Kiko usually leads the guests through a series of zany activities (which usually make the guest rather uncomfortable), which are usually interrupted by Kiko announcing, "Now it's time to spin the Wheel of Fun!" Kiko spins a wheel of a chicken, and when it lands on a space (containing unspecified Japanese characters) pointed to by the chicken's beak, she indicates yet another zany activity for the characters to participate in.

The show ends with the guest star appearing very uncomfortable/confused and Kiko announcing the end of the show as the credits roll.

Recurring characters[edit]

Kiko is played by Evey, who also writes the series. While the character is Japanese, Evey was born in South Korea and grew up in the United States.[11]

Additional regular characters include UniCow[2][12] (Payman Benz)[13] and Cownicorn (Sean Becker),[13] hybrid cow-unicorns; Panda[2][12] (Michele Gregory),[13] and Go-Go Dancer (Julie Wittner),[13] who do not speak (though Go-Go Dancer can sing). Guest Rick Pope (Ryan Smith)[13] — which Kiko mispronounces as "Lick Poop," a mispronunciation that is transcribed on-screen — appeared in episodes 1, 4, 5, 13, 16, 18, and 22; several follow-up videos from Mediocre Films and distributed on C-Spot's YouTube channel are part of a series titled "Lick Poop's Video Diary", which purports to be Rick Pope's private vlog, stolen, edited, and uploaded by UniCow.[14]

References[edit]

  1. ^ Iman Peera. "CRACKLE: New webisodes every weekday - Sony revamps old Grouper Video Network," WebTVHub, March 26, 2008. Retrieved 2008-03-29.
  2. ^ a b c Brian Lowry. "Can tiny Web shows leap to TV? Evey's 'Chicken' flies above C-Spot's coop," Daily Variety, April 18, 2008. Retrieved 2008-04-19.
  3. ^ Films + Schedule: Gorgeous Tiny Chicken Machine Show, FanTasia Festival schedule.
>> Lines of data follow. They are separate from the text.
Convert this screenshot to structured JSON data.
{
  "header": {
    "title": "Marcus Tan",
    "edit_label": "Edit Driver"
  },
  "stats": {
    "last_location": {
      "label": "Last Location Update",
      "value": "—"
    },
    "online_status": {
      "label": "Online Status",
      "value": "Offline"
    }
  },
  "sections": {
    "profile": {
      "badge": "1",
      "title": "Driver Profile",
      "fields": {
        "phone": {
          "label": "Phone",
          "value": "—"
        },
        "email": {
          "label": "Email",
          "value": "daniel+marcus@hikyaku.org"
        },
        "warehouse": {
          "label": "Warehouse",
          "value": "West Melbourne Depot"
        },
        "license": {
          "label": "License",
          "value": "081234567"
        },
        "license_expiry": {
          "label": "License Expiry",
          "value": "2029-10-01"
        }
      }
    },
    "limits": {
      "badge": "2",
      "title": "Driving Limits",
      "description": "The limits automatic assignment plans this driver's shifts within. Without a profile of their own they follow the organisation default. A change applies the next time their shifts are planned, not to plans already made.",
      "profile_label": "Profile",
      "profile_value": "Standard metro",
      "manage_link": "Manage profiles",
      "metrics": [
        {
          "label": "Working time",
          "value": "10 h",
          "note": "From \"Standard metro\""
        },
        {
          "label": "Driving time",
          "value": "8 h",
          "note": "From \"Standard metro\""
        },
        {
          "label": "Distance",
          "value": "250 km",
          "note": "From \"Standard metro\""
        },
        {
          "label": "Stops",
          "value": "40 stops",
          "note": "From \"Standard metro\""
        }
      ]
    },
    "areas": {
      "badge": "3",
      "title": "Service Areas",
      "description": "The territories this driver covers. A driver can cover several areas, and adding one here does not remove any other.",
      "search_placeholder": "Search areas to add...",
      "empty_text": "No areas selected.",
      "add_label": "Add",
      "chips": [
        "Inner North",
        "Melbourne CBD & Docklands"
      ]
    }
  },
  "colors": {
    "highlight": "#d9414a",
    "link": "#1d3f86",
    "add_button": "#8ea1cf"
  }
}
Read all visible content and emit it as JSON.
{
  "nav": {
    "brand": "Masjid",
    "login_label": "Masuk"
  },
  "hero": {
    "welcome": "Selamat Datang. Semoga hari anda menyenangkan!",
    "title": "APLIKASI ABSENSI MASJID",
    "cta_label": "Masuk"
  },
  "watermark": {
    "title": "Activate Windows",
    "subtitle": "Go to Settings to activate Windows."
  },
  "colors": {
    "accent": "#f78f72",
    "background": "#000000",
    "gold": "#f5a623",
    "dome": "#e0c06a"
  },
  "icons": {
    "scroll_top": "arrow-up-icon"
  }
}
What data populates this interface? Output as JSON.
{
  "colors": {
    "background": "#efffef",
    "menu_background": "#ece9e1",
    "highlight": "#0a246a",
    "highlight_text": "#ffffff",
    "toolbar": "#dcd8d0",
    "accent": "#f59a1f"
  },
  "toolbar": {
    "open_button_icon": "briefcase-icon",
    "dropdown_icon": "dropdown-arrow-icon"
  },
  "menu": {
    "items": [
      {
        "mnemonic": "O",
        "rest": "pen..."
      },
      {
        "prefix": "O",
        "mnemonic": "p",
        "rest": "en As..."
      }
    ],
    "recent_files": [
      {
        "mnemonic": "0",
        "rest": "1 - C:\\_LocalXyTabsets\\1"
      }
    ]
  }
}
Retrieved 2008-04-07.
  4. ^ a b c Troy Rogers. "Adam Arkin Talks The Gorgeous Tiny Chicken Machine Show," The Deadbolt (undated). Retrieved 2008-04-26.
  5. ^ "The Showbiz Show" interviews Kiko, May 3, 2007
  6. ^ "The Showbiz Show" blog, May 3, 2007
  7. ^ Clips from Attack of the Show (June 4 and June 10), uploaded to YouTube by Mediocre Films. Retrieved June 11, 2007.
  8. ^ "Sony's C-Spot: New Web comedy lineup surprisingly clean despite Ron Jeremy cameo," March 30, 2008. Retrieved 2008-04-07.
  9. ^ David Sarno. "WEB SCOUT: Online Series Are Getting Serious," Los Angeles Times, April 2, 2008, Lifestyle section.
  10. ^ "Smallscreen News: Sony taps Wil Wheaton, others for C-Spot, web comedy destination," April 1, 2008. Retrieved 2008-04-07.
  11. ^ Biographical profile at KimEvey.com
  12. ^ a b "Gorgeous Tiny Chicken Machine Show: Back and Pervier" April 4, 2008. Retrieved 2008-04-06.
  13. ^ a b c d e Gorgeous Tiny cast and crew, GorgeousTiny.com. Retrieved 2008-04-27.
  14. ^ "Lick Poop's Video Diary," uploaded to YouTube June 18, 2007.

External links[edit]